[[ Data listing, beginning ]]

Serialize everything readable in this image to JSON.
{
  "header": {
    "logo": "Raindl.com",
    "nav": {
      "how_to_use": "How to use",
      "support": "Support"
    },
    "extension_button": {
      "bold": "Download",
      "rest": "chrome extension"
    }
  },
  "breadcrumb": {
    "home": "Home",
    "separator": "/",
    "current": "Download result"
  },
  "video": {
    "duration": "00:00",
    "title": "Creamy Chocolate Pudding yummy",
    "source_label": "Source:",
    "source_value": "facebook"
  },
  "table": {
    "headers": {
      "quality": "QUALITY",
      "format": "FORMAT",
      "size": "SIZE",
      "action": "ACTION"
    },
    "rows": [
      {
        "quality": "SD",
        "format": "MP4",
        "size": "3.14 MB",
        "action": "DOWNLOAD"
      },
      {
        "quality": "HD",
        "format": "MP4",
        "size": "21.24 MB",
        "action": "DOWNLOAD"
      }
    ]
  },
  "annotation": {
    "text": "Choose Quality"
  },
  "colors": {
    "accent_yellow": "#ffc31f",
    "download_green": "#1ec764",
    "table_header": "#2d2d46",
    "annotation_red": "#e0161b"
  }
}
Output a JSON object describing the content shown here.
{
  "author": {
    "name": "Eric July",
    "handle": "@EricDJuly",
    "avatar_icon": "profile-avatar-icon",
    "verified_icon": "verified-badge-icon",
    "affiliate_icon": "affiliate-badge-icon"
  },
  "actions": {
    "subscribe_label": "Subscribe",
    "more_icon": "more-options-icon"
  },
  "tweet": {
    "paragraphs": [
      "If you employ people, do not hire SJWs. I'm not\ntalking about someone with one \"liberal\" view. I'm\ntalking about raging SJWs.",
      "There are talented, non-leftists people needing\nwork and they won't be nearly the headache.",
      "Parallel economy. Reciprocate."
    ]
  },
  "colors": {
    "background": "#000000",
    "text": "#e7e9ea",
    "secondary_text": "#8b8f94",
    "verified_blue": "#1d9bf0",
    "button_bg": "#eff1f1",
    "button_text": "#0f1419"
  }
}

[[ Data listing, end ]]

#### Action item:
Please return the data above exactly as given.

#### Solution to the problem:
Serialize everything readable in this image to JSON.
{
  "header": {
    "logo": "Raindl.com",
    "nav": {
      "how_to_use": "How to use",
      "support": "Support"
    },
    "extension_button": {
      "bold": "Download",
      "rest": "chrome extension"
    }
  },
  "breadcrumb": {
    "home": "Home",
    "separator": "/",
    "current": "Download result"
  },
  "video": {
    "duration": "00:00",
    "title": "Creamy Chocolate Pudding yummy",
    "source_label": "Source:",
    "source_value": "facebook"
  },
  "table": {
    "headers": {
      "quality": "QUALITY",
      "format": "FORMAT",
      "size": "SIZE",
      "action": "ACTION"
    },
    "rows": [
      {
        "quality": "SD",
        "format": "MP4",
        "size": "3.14 MB",
        "action": "DOWNLOAD"
      },
      {
        "quality": "HD",
        "format": "MP4",
        "size": "21.24 MB",
        "action": "DOWNLOAD"
      }
    ]
  },
  "annotation": {
    "text": "Choose Quality"
  },
  "colors": {
    "accent_yellow": "#ffc31f",
    "download_green": "#1ec764",
    "table_header": "#2d2d46",
    "annotation_red": "#e0161b"
  }
}
Output a JSON object describing the content shown here.
{
  "author": {
    "name": "Eric July",
    "handle": "@EricDJuly",
    "avatar_icon": "profile-avatar-icon",
    "verified_icon": "verified-badge-icon",
    "affiliate_icon": "affiliate-badge-icon"
  },
  "actions": {
    "subscribe_label": "Subscribe",
    "more_icon": "more-options-icon"
  },
  "tweet": {
    "paragraphs": [
      "If you employ people, do not hire SJWs. I'm not\ntalking about someone with one \"liberal\" view. I'm\ntalking about raging SJWs.",
      "There are talented, non-leftists people needing\nwork and they won't be nearly the headache.",
      "Parallel economy. Reciprocate."
    ]
  },
  "colors": {
    "background": "#000000",
    "text": "#e7e9ea",
    "secondary_text": "#8b8f94",
    "verified_blue": "#1d9bf0",
    "button_bg": "#eff1f1",
    "button_text": "#0f1419"
  }
}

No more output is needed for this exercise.